Caprese Tartine | Eat This Poem


In the summer, there's nothing better eating tomatoes with as many meals as possible. For these tartines, I chose a medium-sized tomato that fit perfectly on the bread slices. 

Serves 2 for lunch, or 3-4 as an appetizer

1 pound tomatoes 
Salt, pepper, and oil
8 slices bread (like ciabatta)
8 slices mozzarella

Preheat the oven to 425 degrees. Slice the tomatoes lengthwise into 1/2-inch pieces and place in a roasting pan. Sprinkle with a generous pinch of salt, a few grinds of pepper, and a drizzle of oil. Roast for about 30 minutes, or until shriveled and caramelized.

Turn on the broiler. Slice the bread into 1-inch slices and place on a sheet pan. Layer with the tomatoes, then lay some cheese on top. Broil for about 4 minutes, or until the cheese is golden and the bread begins to char just around the edges. Sprinkle with basil. This is also a good time to pull out your prized bottle of thick balsamic vinegar and add a dash before serving.

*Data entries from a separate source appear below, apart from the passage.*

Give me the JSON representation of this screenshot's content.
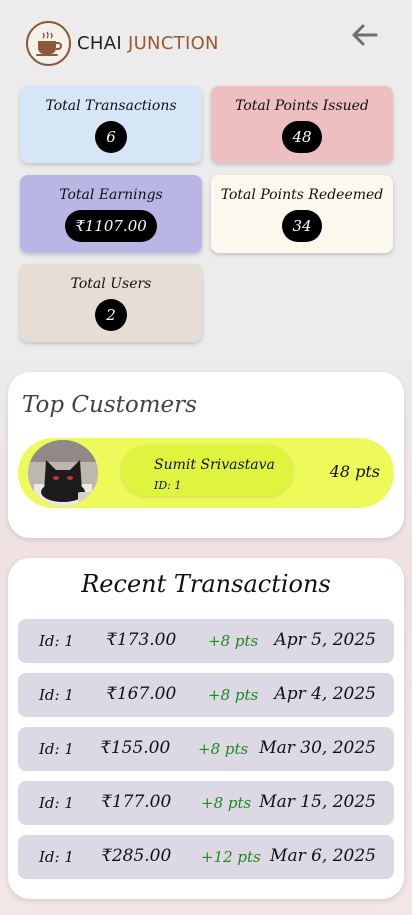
{
  "brand": {
    "name_part1": "CHAI",
    "name_part2": "JUNCTION"
  },
  "icons": {
    "logo": "coffee-cup-icon",
    "back": "arrow-left-icon"
  },
  "stats": {
    "total_transactions": {
      "label": "Total Transactions",
      "value": "6",
      "color": "#d7e6f6"
    },
    "total_points_issued": {
      "label": "Total Points Issued",
      "value": "48",
      "color": "#eebfc1"
    },
    "total_earnings": {
      "label": "Total Earnings",
      "value": "₹1107.00",
      "color": "#b9b6e6"
    },
    "total_points_redeemed": {
      "label": "Total Points Redeemed",
      "value": "34",
      "color": "#fdf8ee"
    },
    "total_users": {
      "label": "Total Users",
      "value": "2",
      "color": "#e6ddd4"
    }
  },
  "top_customers": {
    "title": "Top Customers",
    "items": [
      {
        "name": "Sumit Srivastava",
        "id_label": "ID: 1",
        "points": "48 pts"
      }
    ]
  },
  "recent_transactions": {
    "title": "Recent Transactions",
    "items": [
      {
        "id": "Id: 1",
        "amount": "₹173.00",
        "points": "+8 pts",
        "date": "Apr 5, 2025"
      },
      {
        "id": "Id: 1",
        "amount": "₹167.00",
        "points": "+8 pts",
        "date": "Apr 4, 2025"
      },
      {
        "id": "Id: 1",
        "amount": "₹155.00",
        "points": "+8 pts",
        "date": "Mar 30, 2025"
      },
      {
        "id": "Id: 1",
        "amount": "₹177.00",
        "points": "+8 pts",
        "date": "Mar 15, 2025"
      },
      {
        "id": "Id: 1",
        "amount": "₹285.00",
        "points": "+12 pts",
        "date": "Mar 6, 2025"
      }
    ]
  },
  "colors": {
    "accent_brown": "#9b5a2b",
    "positive_green": "#1e8a1e",
    "customer_highlight": "#eef95a"
  }
}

The Good Stuff + Zucchini, Basil, and Goat Cheese Salad

People get down about this time of year, but even today there were fat little partridges, clementines heavy with juice, and bunches of narcissi to cheer us up. There is good stuff if you are prepared to go and find it.
— Nigel Slater, The Kitchen Diaries

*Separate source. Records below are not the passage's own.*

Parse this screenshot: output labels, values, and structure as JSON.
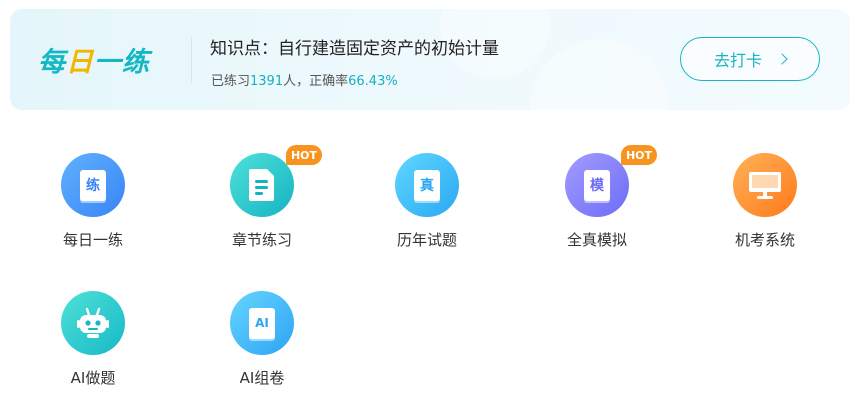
{
  "banner": {
    "brand_main": "每",
    "brand_accent": "日",
    "brand_tail": "一练",
    "topic": "知识点：自行建造固定资产的初始计量",
    "stats_prefix": "已练习",
    "practice_count": "1391",
    "stats_mid": "人，正确率",
    "accuracy": "66.43%",
    "checkin_label": "去打卡"
  },
  "tiles": [
    {
      "label": "每日一练",
      "glyph": "练",
      "hot": false,
      "color": "#3a84f5"
    },
    {
      "label": "章节练习",
      "glyph": "",
      "hot": true,
      "hot_label": "HOT",
      "color": "#14b3c4"
    },
    {
      "label": "历年试题",
      "glyph": "真",
      "hot": false,
      "color": "#2aa7f2"
    },
    {
      "label": "全真模拟",
      "glyph": "模",
      "hot": true,
      "hot_label": "HOT",
      "color": "#6b6cf6"
    },
    {
      "label": "机考系统",
      "glyph": "",
      "hot": false,
      "color": "#ff7a1a"
    },
    {
      "label": "AI做题",
      "glyph": "",
      "hot": false,
      "color": "#16b8c6"
    },
    {
      "label": "AI组卷",
      "glyph": "AI",
      "hot": false,
      "color": "#2da4f5"
    }
  ],
  "icons": [
    "daily-practice-icon",
    "chapter-document-icon",
    "past-exam-icon",
    "mock-exam-icon",
    "computer-monitor-icon",
    "robot-icon",
    "ai-paper-icon"
  ]
}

One hundred miles might seem like a long drive for a picnic. You are not wrong to think so, but our destination was a place of respite, something we desperately needed. Normally I would have planned an elaborate lunch, cooking pasta salad and assembling sandwich ingredients, trying new recipes, buying cheeses, generally overdoing things. But lately I've been learning the important lesson of letting go, conserving my energy, and not doing everything myself. It's hard to do, but freeing. 

I bought most of our provisions earlier in the week from Good Eggs, and had them delivered on Friday. Local goat cheese, salami, beet chips, and seed clusters for snacking made for the best picnic fare I could have hoped for. Early Saturday morning we tucked Emma (the dog) into her travel bed in the backseat and stopped by a favorite bakery for ham and Gruyere sandwiches and two macaroons to finish our meal. An hour and a half later, we were eating brunch at Jeannine's in Montecito.

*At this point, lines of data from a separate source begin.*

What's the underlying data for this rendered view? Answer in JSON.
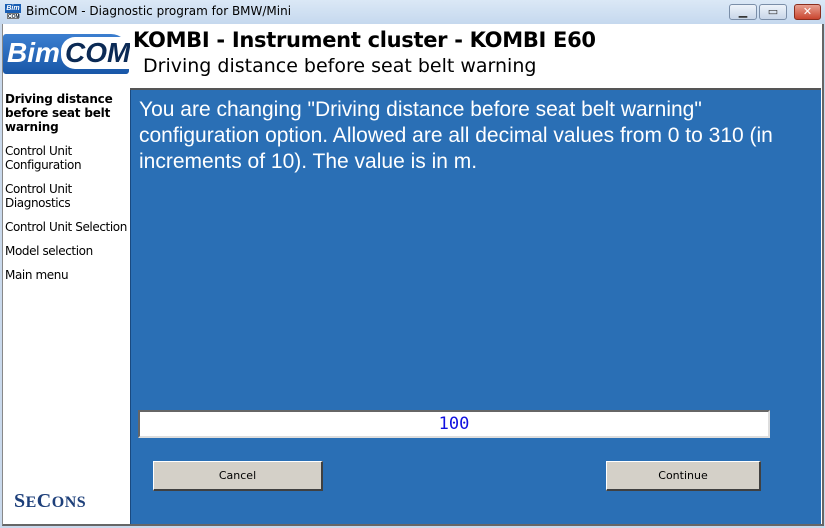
{
  "window": {
    "title": "BimCOM - Diagnostic program for BMW/Mini",
    "icon_top": "Bim",
    "icon_bottom": "COM",
    "controls": {
      "minimize": "minimize-icon",
      "maximize": "maximize-icon",
      "close": "close-icon"
    }
  },
  "logo": {
    "part1": "Bim",
    "part2": "COM"
  },
  "header": {
    "title": "KOMBI - Instrument cluster - KOMBI E60",
    "subtitle": "Driving distance before seat belt warning"
  },
  "sidebar": {
    "items": [
      {
        "label": "Driving distance before seat belt warning",
        "active": true
      },
      {
        "label": "Control Unit Configuration",
        "active": false
      },
      {
        "label": "Control Unit Diagnostics",
        "active": false
      },
      {
        "label": "Control Unit Selection",
        "active": false
      },
      {
        "label": "Model selection",
        "active": false
      },
      {
        "label": "Main menu",
        "active": false
      }
    ],
    "footer_logo": "SECONS"
  },
  "main": {
    "message": "You are changing \"Driving distance before seat belt warning\" configuration option. Allowed are all decimal values from 0 to 310 (in increments of 10). The value is in m.",
    "value": "100",
    "cancel_label": "Cancel",
    "continue_label": "Continue"
  },
  "colors": {
    "main_bg": "#2a6fb5",
    "value_text": "#1010e0",
    "button_bg": "#d4d0c8"
  }
}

It's a long way to go for a picnic, yes, but we ventured out to find Nigel Slater's "good stuff." In this case, we knew where it was located already, we just needed to drive there. Our "good stuff" is the shaded patio of Rusack Vineyards, overlooking a mountain lined with grapevines, a glass of Rose in one hand and a bite of cheese in the other. And a warm breeze. 

I've been making my way through The Kitchen Diaries, a volume I've been longing to read, and the way it's written in monthly chapters makes it easy to revisit throughout the year and read month by month to glean inspiration. 

For picnic inspiration, I turned to the month of August. Yes, I'm a bit far ahead, but the weather we've been having has made it feel like summer, so I've been craving lighter fare. For meals outside, a zucchini, basil, and goat cheese salad is perfect. Dressed with oil and lemon juice, you can barely call it a recipe. It's more like a suggestion for having the most splendid afternoon.

Zucchini, Basil, and Goat Cheese Salad / Eat This Poem

Zucchini, Basil, and Goat Cheese Salad

Recipe slightly adapted from Nigel Slater, The Kitchen Diaries

Serves 2

This is what I would have made had I been able to fuss with it, but as I mentioned, I let others do the work for me this time and was grateful for the rest. Back at home, though, cooking is in full force. 

4 zucchini, cut into thick strips, about 1/4-inches (you'll get three or four strips out of each zucchini)
Extra-virgin olive oil
Lemon juice
2 large basil leaves, torn
1 ounce goat cheese

Heat a grill pan over medium heat. Brush each zucchini strip with oil and place on the grill pan. Cook for three to five minutes per side, until golden grill marks form. Arrange on a platter, then whisk a tablespoon each of oil and lemon and drizzle it over the zucchini. Scatter the basil and goat cheese over the top before serving.